* Use an Advent book. I just discovered The Family Book of Advent by Carol Garborg, and so far I love it. The Family Reading Bible has a good Advent reading schedule that will work for all but the youngest kids. For young kids, Adriel Booker offers a great Advent reading plan using the superb Jesus Storybook Bible. (Worried about getting any of these books in time for December 1? You can download them to a Kindle, to your computer, or to your smartphone or tablet. You can even buy just the Advent/Christmas portions of The Family Reading Bible, if you like.)
* Don't have the money to buy an Advent book? Use a free reading plan. Thriving Family magazine (along with Adventures in Odyssey) offers a free Advent activity calendar. The Internet is also packed with Advent reading plans you can use with any Bible. Focus on the Family offers a free family reading and activity plans.
Truly, a reading plan like this is all you really need. But here are some nice - but simple - ad-ons:
* Use a chalkboard to count down the days.

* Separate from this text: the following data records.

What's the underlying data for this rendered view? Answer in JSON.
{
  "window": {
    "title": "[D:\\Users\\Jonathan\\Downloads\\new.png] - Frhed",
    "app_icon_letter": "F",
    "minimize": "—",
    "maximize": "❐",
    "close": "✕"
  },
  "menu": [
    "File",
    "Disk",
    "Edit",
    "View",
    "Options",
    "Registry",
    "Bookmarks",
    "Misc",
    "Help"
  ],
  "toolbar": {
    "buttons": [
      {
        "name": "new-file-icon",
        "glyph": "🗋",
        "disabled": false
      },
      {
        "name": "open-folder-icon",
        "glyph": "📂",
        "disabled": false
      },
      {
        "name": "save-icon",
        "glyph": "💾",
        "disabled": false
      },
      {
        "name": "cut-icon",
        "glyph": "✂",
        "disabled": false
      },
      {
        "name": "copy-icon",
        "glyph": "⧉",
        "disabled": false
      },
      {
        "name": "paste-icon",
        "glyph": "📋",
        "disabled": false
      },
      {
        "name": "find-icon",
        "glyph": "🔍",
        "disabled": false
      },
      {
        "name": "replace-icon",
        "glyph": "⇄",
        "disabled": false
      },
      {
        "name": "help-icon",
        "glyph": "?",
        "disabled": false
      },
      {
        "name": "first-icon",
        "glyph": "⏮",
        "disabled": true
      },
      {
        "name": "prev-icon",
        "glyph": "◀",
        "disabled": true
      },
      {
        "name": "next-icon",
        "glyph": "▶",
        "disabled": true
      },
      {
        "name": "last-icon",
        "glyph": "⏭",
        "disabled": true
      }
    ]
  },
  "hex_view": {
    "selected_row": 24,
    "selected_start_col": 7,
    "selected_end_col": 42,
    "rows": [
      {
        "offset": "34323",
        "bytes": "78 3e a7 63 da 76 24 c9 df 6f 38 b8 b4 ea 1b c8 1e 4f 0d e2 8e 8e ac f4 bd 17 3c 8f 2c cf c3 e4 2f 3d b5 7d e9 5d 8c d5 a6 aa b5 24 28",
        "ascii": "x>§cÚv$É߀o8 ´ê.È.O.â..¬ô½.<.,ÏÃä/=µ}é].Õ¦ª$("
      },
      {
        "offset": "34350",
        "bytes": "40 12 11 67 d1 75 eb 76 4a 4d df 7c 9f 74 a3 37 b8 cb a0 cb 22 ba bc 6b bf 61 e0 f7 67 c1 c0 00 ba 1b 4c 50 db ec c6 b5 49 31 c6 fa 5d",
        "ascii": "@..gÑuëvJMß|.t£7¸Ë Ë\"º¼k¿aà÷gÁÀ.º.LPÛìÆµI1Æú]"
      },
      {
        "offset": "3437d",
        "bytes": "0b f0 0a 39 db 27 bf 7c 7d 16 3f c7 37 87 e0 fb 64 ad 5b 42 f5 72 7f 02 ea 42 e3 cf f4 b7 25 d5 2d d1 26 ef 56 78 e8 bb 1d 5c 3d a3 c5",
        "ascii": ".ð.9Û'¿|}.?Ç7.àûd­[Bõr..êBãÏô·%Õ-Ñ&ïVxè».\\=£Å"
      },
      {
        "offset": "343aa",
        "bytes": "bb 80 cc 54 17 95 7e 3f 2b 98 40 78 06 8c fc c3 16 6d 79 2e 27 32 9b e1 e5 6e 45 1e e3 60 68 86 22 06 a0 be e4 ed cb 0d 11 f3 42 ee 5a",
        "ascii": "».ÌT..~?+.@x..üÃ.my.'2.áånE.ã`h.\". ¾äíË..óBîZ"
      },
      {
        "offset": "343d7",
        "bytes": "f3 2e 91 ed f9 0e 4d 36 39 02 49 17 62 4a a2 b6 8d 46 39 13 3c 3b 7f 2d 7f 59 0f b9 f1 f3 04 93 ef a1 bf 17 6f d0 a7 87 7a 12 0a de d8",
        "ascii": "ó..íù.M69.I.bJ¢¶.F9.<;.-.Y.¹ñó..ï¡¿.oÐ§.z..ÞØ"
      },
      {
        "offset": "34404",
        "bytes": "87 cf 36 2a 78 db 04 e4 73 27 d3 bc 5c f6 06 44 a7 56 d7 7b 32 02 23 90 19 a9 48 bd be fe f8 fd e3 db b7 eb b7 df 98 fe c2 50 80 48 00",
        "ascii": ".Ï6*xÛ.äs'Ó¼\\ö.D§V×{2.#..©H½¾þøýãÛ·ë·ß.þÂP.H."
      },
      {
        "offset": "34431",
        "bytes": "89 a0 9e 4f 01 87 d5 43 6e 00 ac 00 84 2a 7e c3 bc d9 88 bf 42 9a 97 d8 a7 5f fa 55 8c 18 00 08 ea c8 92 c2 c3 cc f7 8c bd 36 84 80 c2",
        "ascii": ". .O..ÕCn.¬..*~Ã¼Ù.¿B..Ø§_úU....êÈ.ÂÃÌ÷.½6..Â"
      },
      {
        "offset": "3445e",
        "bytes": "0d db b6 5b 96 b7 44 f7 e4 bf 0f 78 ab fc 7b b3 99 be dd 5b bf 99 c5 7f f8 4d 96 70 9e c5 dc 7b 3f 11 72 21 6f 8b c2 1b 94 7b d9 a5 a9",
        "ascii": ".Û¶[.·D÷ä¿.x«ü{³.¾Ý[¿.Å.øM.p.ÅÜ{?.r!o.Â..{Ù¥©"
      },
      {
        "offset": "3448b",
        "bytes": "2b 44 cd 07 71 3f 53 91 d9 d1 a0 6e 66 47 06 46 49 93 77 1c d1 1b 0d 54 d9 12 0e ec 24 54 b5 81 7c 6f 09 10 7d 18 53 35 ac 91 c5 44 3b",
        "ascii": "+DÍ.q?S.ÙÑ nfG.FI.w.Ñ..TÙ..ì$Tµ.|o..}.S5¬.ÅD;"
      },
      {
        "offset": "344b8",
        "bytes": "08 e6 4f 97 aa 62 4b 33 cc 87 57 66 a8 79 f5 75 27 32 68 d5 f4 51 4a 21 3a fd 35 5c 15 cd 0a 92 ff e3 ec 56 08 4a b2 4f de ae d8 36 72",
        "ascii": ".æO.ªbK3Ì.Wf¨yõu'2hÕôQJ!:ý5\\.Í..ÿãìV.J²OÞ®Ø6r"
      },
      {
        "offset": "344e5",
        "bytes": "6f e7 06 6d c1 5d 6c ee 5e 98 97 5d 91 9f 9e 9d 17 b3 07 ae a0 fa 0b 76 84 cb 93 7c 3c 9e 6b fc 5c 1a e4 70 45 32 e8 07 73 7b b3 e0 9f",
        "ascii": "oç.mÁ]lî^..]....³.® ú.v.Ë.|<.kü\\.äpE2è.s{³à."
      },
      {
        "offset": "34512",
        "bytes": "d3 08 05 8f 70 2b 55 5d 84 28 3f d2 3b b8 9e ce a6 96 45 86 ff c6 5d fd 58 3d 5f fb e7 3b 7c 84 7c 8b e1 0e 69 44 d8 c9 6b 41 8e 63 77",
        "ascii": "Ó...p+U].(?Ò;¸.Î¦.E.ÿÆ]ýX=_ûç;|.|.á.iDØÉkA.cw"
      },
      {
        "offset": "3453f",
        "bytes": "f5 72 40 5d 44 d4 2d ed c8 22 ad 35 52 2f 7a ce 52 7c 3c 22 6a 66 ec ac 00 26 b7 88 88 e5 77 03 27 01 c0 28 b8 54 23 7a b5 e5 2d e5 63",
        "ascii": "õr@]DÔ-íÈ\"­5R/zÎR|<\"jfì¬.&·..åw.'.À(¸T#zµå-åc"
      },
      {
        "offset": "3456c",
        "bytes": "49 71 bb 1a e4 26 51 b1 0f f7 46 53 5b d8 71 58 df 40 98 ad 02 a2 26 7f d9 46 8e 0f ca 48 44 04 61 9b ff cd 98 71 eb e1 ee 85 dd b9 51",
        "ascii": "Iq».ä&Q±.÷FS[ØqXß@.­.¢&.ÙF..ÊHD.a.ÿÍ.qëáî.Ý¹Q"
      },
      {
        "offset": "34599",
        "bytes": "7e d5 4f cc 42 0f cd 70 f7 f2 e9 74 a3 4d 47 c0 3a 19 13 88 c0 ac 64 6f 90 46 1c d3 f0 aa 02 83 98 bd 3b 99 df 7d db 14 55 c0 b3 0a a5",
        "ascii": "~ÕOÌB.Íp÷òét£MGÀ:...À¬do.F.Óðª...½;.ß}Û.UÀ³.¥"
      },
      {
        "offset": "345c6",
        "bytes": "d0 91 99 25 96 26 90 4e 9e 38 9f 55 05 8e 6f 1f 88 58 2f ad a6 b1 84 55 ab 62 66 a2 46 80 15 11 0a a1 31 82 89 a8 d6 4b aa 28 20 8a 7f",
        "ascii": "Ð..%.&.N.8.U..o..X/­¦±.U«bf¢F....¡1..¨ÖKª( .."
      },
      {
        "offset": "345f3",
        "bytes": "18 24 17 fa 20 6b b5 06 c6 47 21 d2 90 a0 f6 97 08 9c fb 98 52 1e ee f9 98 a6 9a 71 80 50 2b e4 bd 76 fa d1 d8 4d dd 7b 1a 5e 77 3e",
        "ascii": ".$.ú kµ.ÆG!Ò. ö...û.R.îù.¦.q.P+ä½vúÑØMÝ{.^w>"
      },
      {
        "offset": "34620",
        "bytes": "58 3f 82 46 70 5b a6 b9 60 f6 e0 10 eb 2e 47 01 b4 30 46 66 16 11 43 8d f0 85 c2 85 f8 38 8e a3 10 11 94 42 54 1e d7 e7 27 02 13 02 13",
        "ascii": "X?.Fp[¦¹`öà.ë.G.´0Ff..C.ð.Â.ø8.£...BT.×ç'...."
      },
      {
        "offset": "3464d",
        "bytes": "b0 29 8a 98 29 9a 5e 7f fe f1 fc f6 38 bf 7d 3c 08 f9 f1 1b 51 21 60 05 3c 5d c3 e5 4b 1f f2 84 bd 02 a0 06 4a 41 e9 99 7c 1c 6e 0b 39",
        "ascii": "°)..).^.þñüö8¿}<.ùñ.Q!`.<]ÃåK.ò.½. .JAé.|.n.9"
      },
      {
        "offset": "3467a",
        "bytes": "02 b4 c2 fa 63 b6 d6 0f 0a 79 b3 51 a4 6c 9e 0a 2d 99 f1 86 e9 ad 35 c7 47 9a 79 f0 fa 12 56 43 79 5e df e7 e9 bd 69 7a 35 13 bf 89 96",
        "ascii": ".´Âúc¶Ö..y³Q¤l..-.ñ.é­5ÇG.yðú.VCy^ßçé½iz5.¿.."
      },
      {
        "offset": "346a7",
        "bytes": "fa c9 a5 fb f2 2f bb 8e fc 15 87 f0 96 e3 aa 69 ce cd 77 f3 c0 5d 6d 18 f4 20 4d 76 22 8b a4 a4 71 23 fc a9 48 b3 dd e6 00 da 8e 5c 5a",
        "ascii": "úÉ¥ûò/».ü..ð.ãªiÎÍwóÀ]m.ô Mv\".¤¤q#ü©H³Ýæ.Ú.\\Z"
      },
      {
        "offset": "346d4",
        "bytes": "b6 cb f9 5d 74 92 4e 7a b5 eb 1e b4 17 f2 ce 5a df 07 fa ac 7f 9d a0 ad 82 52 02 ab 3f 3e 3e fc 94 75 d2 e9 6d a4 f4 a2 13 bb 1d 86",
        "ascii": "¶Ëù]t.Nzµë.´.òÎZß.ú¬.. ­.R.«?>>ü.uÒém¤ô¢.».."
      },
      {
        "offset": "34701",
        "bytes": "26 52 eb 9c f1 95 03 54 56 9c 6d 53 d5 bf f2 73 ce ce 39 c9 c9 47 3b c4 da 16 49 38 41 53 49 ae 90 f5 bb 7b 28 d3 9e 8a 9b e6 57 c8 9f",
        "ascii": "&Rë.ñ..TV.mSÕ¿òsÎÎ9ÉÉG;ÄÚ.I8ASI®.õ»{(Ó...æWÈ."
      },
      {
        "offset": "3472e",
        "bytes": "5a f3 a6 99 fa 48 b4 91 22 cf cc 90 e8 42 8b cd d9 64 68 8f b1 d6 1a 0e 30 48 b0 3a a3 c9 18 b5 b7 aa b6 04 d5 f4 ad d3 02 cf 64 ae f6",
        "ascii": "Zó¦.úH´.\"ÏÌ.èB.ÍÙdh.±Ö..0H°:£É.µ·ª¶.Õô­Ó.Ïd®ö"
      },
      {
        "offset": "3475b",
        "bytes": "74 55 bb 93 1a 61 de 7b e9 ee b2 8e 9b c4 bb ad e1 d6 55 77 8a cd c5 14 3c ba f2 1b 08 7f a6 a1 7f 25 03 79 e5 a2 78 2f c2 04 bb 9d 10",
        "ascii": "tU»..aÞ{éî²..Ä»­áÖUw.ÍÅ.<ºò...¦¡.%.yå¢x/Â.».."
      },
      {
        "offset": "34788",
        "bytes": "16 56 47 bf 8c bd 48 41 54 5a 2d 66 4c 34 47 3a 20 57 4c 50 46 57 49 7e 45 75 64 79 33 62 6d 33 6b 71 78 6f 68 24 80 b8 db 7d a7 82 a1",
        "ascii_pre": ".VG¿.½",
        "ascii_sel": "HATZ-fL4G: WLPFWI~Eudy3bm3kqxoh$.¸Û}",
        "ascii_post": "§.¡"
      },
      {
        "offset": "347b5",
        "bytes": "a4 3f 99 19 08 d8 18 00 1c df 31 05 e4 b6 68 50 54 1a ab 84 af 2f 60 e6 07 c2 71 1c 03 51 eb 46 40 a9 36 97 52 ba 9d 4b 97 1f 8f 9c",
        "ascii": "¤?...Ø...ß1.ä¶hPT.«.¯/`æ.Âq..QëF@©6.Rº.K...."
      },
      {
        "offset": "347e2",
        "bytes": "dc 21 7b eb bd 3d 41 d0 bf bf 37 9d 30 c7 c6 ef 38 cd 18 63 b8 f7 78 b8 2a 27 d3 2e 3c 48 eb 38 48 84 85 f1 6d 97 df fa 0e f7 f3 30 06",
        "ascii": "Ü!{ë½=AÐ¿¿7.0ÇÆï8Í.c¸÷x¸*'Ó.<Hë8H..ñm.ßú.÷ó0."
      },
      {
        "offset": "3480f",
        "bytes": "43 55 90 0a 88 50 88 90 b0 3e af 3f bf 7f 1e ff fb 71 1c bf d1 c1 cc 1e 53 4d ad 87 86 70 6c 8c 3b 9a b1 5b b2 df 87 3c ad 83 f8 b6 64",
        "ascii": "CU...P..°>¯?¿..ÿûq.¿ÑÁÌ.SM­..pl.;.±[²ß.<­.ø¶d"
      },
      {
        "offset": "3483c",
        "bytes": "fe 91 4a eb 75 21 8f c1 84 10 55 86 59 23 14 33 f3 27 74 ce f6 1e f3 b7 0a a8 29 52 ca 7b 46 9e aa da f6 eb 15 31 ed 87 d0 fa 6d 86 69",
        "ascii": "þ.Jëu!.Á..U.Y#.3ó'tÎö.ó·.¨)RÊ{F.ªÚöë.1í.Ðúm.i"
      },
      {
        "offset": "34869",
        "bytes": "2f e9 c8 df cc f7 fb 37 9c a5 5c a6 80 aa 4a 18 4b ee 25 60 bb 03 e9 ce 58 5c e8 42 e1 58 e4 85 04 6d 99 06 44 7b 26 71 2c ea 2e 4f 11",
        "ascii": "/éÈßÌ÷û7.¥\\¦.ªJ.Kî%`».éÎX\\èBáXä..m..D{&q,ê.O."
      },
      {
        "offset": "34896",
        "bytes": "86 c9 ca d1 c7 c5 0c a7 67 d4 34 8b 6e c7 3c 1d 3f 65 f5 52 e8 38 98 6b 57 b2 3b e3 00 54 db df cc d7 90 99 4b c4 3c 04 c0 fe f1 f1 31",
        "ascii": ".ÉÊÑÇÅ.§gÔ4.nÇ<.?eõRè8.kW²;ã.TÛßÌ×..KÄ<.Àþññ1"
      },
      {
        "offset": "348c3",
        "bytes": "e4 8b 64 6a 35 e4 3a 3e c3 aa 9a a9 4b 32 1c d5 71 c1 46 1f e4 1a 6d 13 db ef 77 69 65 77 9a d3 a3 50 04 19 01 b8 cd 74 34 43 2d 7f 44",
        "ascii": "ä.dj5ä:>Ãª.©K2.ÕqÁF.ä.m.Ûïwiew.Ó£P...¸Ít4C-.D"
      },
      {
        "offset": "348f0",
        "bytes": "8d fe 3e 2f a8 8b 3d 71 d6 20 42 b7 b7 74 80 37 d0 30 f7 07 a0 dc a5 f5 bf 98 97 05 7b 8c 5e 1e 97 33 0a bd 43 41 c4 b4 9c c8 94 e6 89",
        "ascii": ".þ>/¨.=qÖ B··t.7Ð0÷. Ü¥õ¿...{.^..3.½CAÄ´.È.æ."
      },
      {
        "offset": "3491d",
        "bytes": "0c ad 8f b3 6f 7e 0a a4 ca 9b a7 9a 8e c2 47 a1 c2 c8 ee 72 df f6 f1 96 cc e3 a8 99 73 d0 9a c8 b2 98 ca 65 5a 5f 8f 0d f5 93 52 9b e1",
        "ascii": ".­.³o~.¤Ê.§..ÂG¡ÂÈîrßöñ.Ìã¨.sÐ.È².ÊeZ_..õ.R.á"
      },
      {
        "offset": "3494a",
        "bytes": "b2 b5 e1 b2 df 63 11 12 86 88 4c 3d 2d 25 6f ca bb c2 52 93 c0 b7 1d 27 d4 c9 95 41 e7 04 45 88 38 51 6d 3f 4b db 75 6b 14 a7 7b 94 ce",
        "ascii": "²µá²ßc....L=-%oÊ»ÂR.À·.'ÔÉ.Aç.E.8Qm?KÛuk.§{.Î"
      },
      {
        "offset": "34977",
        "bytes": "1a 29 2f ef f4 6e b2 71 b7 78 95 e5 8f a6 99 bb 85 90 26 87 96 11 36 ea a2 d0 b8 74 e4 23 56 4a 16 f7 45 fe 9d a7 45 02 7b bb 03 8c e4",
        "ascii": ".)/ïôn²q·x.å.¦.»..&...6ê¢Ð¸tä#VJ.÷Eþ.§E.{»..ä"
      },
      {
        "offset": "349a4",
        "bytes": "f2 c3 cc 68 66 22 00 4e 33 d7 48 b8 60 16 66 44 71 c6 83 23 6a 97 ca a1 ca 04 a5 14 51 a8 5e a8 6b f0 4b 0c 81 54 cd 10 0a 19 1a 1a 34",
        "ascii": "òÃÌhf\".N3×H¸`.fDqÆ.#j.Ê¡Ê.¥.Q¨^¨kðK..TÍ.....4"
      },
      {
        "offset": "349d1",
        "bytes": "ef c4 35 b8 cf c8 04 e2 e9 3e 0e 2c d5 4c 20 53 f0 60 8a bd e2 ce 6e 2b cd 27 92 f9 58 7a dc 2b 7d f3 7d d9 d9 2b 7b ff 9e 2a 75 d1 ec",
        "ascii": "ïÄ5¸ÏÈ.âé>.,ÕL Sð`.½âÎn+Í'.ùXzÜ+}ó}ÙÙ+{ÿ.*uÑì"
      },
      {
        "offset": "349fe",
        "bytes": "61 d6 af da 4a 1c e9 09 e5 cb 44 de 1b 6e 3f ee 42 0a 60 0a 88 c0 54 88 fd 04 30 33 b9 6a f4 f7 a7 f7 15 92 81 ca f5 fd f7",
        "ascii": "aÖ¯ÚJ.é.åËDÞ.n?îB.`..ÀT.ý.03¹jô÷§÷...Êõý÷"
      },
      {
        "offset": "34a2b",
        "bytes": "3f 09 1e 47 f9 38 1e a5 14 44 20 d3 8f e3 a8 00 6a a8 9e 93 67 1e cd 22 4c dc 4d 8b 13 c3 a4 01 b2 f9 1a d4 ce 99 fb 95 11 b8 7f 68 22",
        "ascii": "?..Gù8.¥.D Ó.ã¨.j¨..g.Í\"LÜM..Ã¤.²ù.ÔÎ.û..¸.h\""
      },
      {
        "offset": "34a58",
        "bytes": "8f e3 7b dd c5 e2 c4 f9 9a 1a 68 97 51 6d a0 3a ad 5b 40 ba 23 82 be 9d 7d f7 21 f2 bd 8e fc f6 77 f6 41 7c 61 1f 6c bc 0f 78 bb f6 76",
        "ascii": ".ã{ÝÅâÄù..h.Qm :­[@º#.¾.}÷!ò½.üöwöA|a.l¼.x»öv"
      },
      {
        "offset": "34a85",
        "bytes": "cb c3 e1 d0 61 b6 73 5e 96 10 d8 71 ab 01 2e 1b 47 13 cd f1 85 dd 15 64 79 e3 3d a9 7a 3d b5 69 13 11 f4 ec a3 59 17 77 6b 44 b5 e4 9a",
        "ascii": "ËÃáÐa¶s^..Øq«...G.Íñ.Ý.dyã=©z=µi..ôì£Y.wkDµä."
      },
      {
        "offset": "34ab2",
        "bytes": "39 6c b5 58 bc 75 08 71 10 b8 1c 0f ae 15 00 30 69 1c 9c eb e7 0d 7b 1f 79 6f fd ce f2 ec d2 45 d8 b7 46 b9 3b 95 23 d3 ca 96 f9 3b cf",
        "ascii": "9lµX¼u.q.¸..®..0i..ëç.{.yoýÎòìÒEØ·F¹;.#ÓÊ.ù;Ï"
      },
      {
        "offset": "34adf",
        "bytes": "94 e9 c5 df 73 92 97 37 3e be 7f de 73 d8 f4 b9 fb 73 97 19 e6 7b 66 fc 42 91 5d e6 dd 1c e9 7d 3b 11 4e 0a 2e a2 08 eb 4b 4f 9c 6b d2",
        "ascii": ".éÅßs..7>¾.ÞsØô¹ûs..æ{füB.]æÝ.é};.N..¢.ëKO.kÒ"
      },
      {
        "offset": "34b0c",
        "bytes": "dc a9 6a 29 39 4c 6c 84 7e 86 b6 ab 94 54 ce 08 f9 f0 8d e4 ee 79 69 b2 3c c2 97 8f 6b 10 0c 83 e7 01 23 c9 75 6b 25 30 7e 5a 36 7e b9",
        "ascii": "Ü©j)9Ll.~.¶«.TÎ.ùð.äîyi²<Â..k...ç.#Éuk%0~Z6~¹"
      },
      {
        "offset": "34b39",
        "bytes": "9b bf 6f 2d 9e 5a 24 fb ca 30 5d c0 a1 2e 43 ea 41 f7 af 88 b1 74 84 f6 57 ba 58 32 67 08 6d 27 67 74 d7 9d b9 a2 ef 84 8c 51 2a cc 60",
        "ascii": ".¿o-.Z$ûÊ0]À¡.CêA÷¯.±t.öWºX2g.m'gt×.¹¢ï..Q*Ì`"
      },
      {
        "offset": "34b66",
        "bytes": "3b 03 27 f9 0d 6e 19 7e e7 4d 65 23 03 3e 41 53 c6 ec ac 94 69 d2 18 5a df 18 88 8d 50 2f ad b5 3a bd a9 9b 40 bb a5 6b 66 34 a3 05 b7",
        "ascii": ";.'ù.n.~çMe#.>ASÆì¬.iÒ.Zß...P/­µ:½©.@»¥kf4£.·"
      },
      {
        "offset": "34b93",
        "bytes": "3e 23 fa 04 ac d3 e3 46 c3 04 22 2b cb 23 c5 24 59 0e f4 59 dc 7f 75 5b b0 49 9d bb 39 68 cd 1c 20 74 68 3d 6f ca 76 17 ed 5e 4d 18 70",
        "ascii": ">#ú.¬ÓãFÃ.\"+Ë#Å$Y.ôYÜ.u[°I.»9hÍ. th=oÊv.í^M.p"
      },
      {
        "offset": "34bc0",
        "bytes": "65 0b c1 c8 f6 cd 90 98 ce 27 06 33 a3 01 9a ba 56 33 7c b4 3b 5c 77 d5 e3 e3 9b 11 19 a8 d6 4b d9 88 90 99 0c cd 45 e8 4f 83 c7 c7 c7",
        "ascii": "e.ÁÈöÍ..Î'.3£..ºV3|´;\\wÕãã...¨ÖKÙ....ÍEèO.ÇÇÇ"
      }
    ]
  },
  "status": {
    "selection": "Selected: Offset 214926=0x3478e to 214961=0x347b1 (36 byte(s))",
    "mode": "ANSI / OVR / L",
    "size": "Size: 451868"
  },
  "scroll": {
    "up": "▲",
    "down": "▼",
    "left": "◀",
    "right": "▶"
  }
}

Kids love this.
* Make a simple Advent calendar. Probably the easiest is to string up folded cards on string or ribbon, something like you see here. (There's no need to make the board that goes along with it - and the cards don't have to be fussy, either. In fact, I suggest enlisting the artistic talents of your children for the cards. Your job will be to write inside the cards.) Don't get fussy with the activities for each day, either. Keep it really simple! Things like "watch a Christmas movie" and "make a paper snowflake" work perfectly.
* If you're using the Jesus Storybook Bible, here's a nice Advent calendar go-with. It may be a bit too much work though. Maybe you can ask Grandma to make it for the kids.
* Check out this list of Advent projects for kids.
* And here's a list of fun activities to go along with your children's favorite Christmas books. Don't get overwhelmed by the list's length. Pick just a few projects that focus on the true meaning of Christmas, and leave it at that!